# [What is being asked]
All entries need to be written out verbatim, with pictures omitted.

# [Study material]
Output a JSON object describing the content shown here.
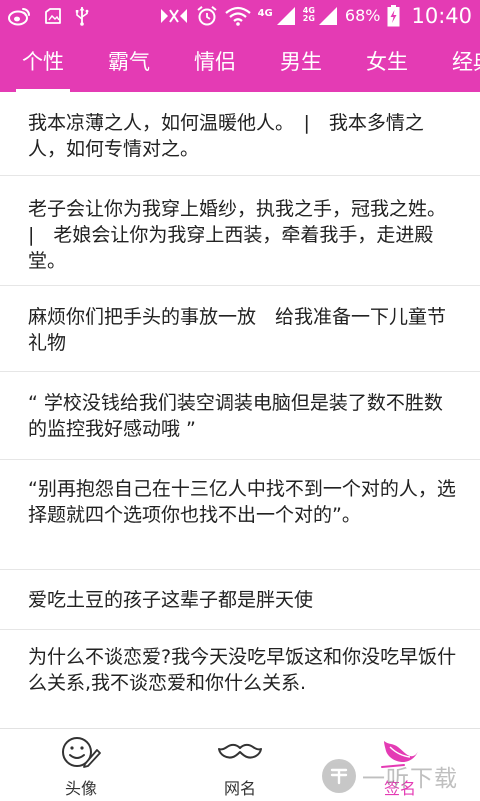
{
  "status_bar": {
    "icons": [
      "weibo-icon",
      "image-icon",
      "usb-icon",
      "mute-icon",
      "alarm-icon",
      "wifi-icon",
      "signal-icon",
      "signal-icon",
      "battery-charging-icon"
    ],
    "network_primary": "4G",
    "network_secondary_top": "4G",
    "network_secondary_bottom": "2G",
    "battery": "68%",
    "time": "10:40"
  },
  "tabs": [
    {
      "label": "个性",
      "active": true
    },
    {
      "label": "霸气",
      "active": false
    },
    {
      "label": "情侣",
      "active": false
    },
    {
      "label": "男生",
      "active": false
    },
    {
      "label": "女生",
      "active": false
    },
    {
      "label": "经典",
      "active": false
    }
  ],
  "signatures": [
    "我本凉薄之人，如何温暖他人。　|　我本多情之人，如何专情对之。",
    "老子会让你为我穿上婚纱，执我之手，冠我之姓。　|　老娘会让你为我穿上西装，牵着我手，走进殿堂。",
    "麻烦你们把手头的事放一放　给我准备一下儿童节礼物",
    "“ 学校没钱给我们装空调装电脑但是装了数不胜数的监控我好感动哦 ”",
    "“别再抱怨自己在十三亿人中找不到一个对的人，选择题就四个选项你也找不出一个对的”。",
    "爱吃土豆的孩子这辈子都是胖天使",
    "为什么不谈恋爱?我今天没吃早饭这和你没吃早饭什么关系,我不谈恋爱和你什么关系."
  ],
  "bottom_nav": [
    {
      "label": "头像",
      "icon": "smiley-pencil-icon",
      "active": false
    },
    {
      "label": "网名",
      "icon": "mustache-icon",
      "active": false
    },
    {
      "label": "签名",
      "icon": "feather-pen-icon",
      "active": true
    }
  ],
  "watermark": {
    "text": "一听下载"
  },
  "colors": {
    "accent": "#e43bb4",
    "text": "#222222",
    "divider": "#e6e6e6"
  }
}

# [Response to the exercise]
Output a JSON object describing the content shown here.
{
  "status_bar": {
    "icons": [
      "weibo-icon",
      "image-icon",
      "usb-icon",
      "mute-icon",
      "alarm-icon",
      "wifi-icon",
      "signal-icon",
      "signal-icon",
      "battery-charging-icon"
    ],
    "network_primary": "4G",
    "network_secondary_top": "4G",
    "network_secondary_bottom": "2G",
    "battery": "68%",
    "time": "10:40"
  },
  "tabs": [
    {
      "label": "个性",
      "active": true
    },
    {
      "label": "霸气",
      "active": false
    },
    {
      "label": "情侣",
      "active": false
    },
    {
      "label": "男生",
      "active": false
    },
    {
      "label": "女生",
      "active": false
    },
    {
      "label": "经典",
      "active": false
    }
  ],
  "signatures": [
    "我本凉薄之人，如何温暖他人。　|　我本多情之人，如何专情对之。",
    "老子会让你为我穿上婚纱，执我之手，冠我之姓。　|　老娘会让你为我穿上西装，牵着我手，走进殿堂。",
    "麻烦你们把手头的事放一放　给我准备一下儿童节礼物",
    "“ 学校没钱给我们装空调装电脑但是装了数不胜数的监控我好感动哦 ”",
    "“别再抱怨自己在十三亿人中找不到一个对的人，选择题就四个选项你也找不出一个对的”。",
    "爱吃土豆的孩子这辈子都是胖天使",
    "为什么不谈恋爱?我今天没吃早饭这和你没吃早饭什么关系,我不谈恋爱和你什么关系."
  ],
  "bottom_nav": [
    {
      "label": "头像",
      "icon": "smiley-pencil-icon",
      "active": false
    },
    {
      "label": "网名",
      "icon": "mustache-icon",
      "active": false
    },
    {
      "label": "签名",
      "icon": "feather-pen-icon",
      "active": true
    }
  ],
  "watermark": {
    "text": "一听下载"
  },
  "colors": {
    "accent": "#e43bb4",
    "text": "#222222",
    "divider": "#e6e6e6"
  }
}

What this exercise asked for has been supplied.